- Scanner Darkly: Superspy skills and gadgets, appearance and voice scrambling mask, separated brain hemispheres for multitasking, and deep-cover identity dissociation.
- Mushroom: Eating mushrooms makes them grow giant-sized or shrink to the size of a mouse.
- Flash Fry: Project hot grease and resistance to grease fires.
- Cinnamon: Emanate novas of burning-hot capsaicin.
- Mint: Emanate novas of ice-cold menthol.
- Alkahest: Project a universal solvent fluid.
- Kintsugi: Injuries make them stronger with scars of gold.
- Librarian: Paper Elementalist.
- Technomancer: Override software in devices and control them as an extension of themselves.
- Herbalist: While holding a plant, gain superpowers relating to its properties.
- Landfill: Telekinetic control of trash and waste.
- Schrodinger: While unseen, can be anywhere and nowhere in the vicinity.
- Laservision: Sees a laser-grid overlay for perfect accuracy and precision.
- Aye-Aye Aye: Has a long bony finger, like an aye-aye, with advanced supersenses.
- Memetos: A living idea that can infect the collective unconsciousness over time, or more rapidly the consciousnesses of individuals in the vicinity.
- Constructor: Rapidly construct cartoonish but functional devices and structures from minimal resources that break down shortly after use.
- Cleric: Summon rays of cleansing, healing, but also searing light.
- Parkour: Superhuman agility, dexterity, flexibility, reflexes, etc.
- Icarus: Waxy wings that melt away, dripping with the heat of Greek Fire.
- POP: Compel any non-living object to spontaneously combust. The force of the explosion and predictability of the detonation time is proportional to the size of an object.
- Chopper: Human attack helicopter cyborg.
- Flurry: Throw rapid and near-infinite consecutive strikes.

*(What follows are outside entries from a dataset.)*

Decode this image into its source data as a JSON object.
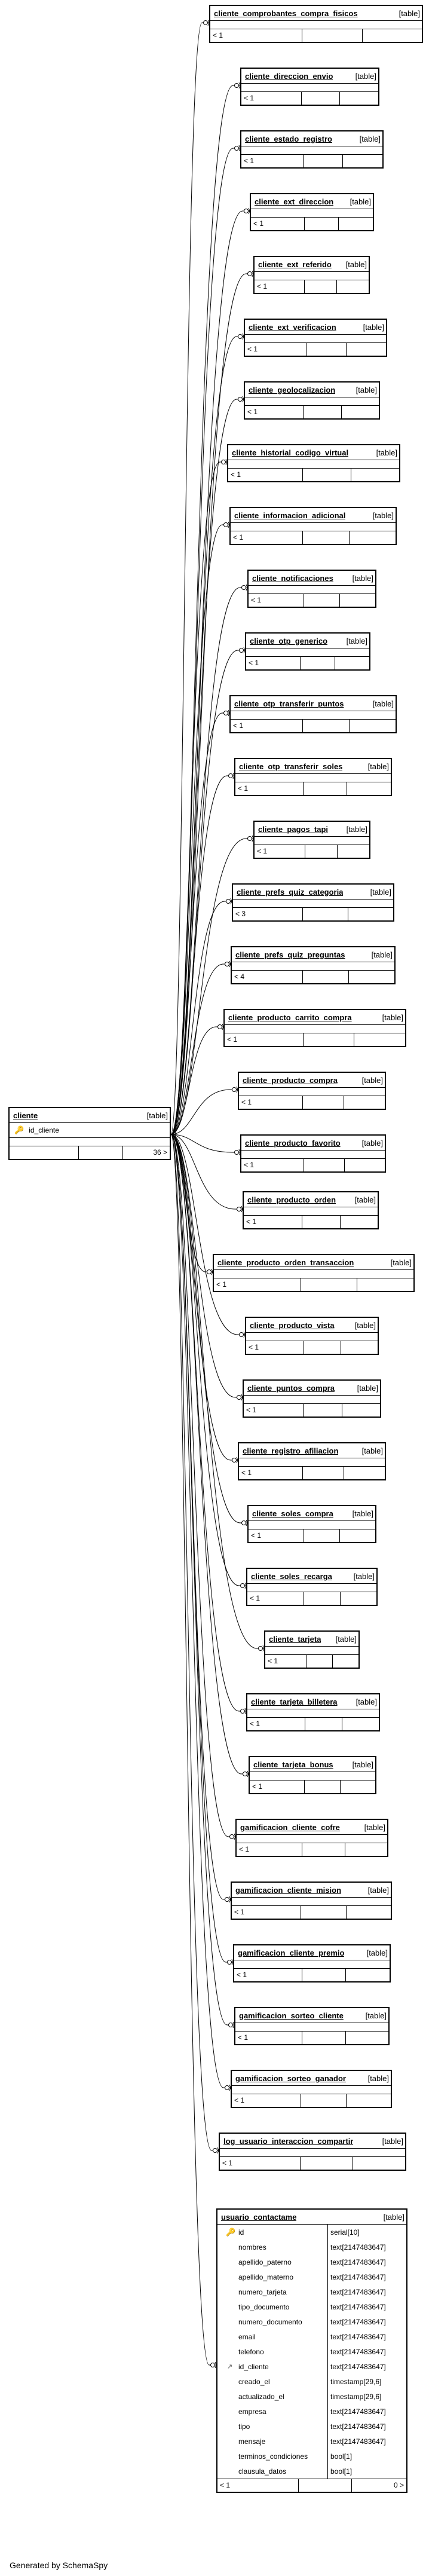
{
  "footer": {
    "generated_by": "Generated by SchemaSpy"
  },
  "cliente": {
    "name": "cliente",
    "tag": "[table]",
    "pk_column": "id_cliente",
    "children": "36 >"
  },
  "related": [
    {
      "name": "cliente_comprobantes_compra_fisicos",
      "tag": "[table]",
      "parents": "< 1"
    },
    {
      "name": "cliente_direccion_envio",
      "tag": "[table]",
      "parents": "< 1"
    },
    {
      "name": "cliente_estado_registro",
      "tag": "[table]",
      "parents": "< 1"
    },
    {
      "name": "cliente_ext_direccion",
      "tag": "[table]",
      "parents": "< 1"
    },
    {
      "name": "cliente_ext_referido",
      "tag": "[table]",
      "parents": "< 1"
    },
    {
      "name": "cliente_ext_verificacion",
      "tag": "[table]",
      "parents": "< 1"
    },
    {
      "name": "cliente_geolocalizacion",
      "tag": "[table]",
      "parents": "< 1"
    },
    {
      "name": "cliente_historial_codigo_virtual",
      "tag": "[table]",
      "parents": "< 1"
    },
    {
      "name": "cliente_informacion_adicional",
      "tag": "[table]",
      "parents": "< 1"
    },
    {
      "name": "cliente_notificaciones",
      "tag": "[table]",
      "parents": "< 1"
    },
    {
      "name": "cliente_otp_generico",
      "tag": "[table]",
      "parents": "< 1"
    },
    {
      "name": "cliente_otp_transferir_puntos",
      "tag": "[table]",
      "parents": "< 1"
    },
    {
      "name": "cliente_otp_transferir_soles",
      "tag": "[table]",
      "parents": "< 1"
    },
    {
      "name": "cliente_pagos_tapi",
      "tag": "[table]",
      "parents": "< 1"
    },
    {
      "name": "cliente_prefs_quiz_categoria",
      "tag": "[table]",
      "parents": "< 3"
    },
    {
      "name": "cliente_prefs_quiz_preguntas",
      "tag": "[table]",
      "parents": "< 4"
    },
    {
      "name": "cliente_producto_carrito_compra",
      "tag": "[table]",
      "parents": "< 1"
    },
    {
      "name": "cliente_producto_compra",
      "tag": "[table]",
      "parents": "< 1"
    },
    {
      "name": "cliente_producto_favorito",
      "tag": "[table]",
      "parents": "< 1"
    },
    {
      "name": "cliente_producto_orden",
      "tag": "[table]",
      "parents": "< 1"
    },
    {
      "name": "cliente_producto_orden_transaccion",
      "tag": "[table]",
      "parents": "< 1"
    },
    {
      "name": "cliente_producto_vista",
      "tag": "[table]",
      "parents": "< 1"
    },
    {
      "name": "cliente_puntos_compra",
      "tag": "[table]",
      "parents": "< 1"
    },
    {
      "name": "cliente_registro_afiliacion",
      "tag": "[table]",
      "parents": "< 1"
    },
    {
      "name": "cliente_soles_compra",
      "tag": "[table]",
      "parents": "< 1"
    },
    {
      "name": "cliente_soles_recarga",
      "tag": "[table]",
      "parents": "< 1"
    },
    {
      "name": "cliente_tarjeta",
      "tag": "[table]",
      "parents": "< 1"
    },
    {
      "name": "cliente_tarjeta_billetera",
      "tag": "[table]",
      "parents": "< 1"
    },
    {
      "name": "cliente_tarjeta_bonus",
      "tag": "[table]",
      "parents": "< 1"
    },
    {
      "name": "gamificacion_cliente_cofre",
      "tag": "[table]",
      "parents": "< 1"
    },
    {
      "name": "gamificacion_cliente_mision",
      "tag": "[table]",
      "parents": "< 1"
    },
    {
      "name": "gamificacion_cliente_premio",
      "tag": "[table]",
      "parents": "< 1"
    },
    {
      "name": "gamificacion_sorteo_cliente",
      "tag": "[table]",
      "parents": "< 1"
    },
    {
      "name": "gamificacion_sorteo_ganador",
      "tag": "[table]",
      "parents": "< 1"
    },
    {
      "name": "log_usuario_interaccion_compartir",
      "tag": "[table]",
      "parents": "< 1"
    }
  ],
  "usuario": {
    "name": "usuario_contactame",
    "tag": "[table]",
    "columns": [
      {
        "name": "id",
        "type": "serial[10]",
        "key": "pk"
      },
      {
        "name": "nombres",
        "type": "text[2147483647]",
        "key": ""
      },
      {
        "name": "apellido_paterno",
        "type": "text[2147483647]",
        "key": ""
      },
      {
        "name": "apellido_materno",
        "type": "text[2147483647]",
        "key": ""
      },
      {
        "name": "numero_tarjeta",
        "type": "text[2147483647]",
        "key": ""
      },
      {
        "name": "tipo_documento",
        "type": "text[2147483647]",
        "key": ""
      },
      {
        "name": "numero_documento",
        "type": "text[2147483647]",
        "key": ""
      },
      {
        "name": "email",
        "type": "text[2147483647]",
        "key": ""
      },
      {
        "name": "telefono",
        "type": "text[2147483647]",
        "key": ""
      },
      {
        "name": "id_cliente",
        "type": "text[2147483647]",
        "key": "fk"
      },
      {
        "name": "creado_el",
        "type": "timestamp[29,6]",
        "key": ""
      },
      {
        "name": "actualizado_el",
        "type": "timestamp[29,6]",
        "key": ""
      },
      {
        "name": "empresa",
        "type": "text[2147483647]",
        "key": ""
      },
      {
        "name": "tipo",
        "type": "text[2147483647]",
        "key": ""
      },
      {
        "name": "mensaje",
        "type": "text[2147483647]",
        "key": ""
      },
      {
        "name": "terminos_condiciones",
        "type": "bool[1]",
        "key": ""
      },
      {
        "name": "clausula_datos",
        "type": "bool[1]",
        "key": ""
      }
    ],
    "parents": "< 1",
    "children": "0 >"
  }
}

- Wavecrash: “Teleportation” via the internet and strike from the other side with the force of a vehicle speeding down the information superhighway.
- Babylon: Scramble or silence sounds, including language, and can emit sonic force beams.
- Triplets: Able to coordinate in perfect harmony; far greater than the sum of their parts.
- Warhead: Fortified with an organic metal shell. They can explode without harming themself, but lose their metal shell for the remainder of the Issue.
- Kafka: Proportional strengths and abilities of various arthropods, although their greatest power (and weakness) is their utterly horrifying appearance.
- Combo Ace: Store three pre-programmed athletic or combat feats like video game controller macros, infinite use unless replaced (30min programming time).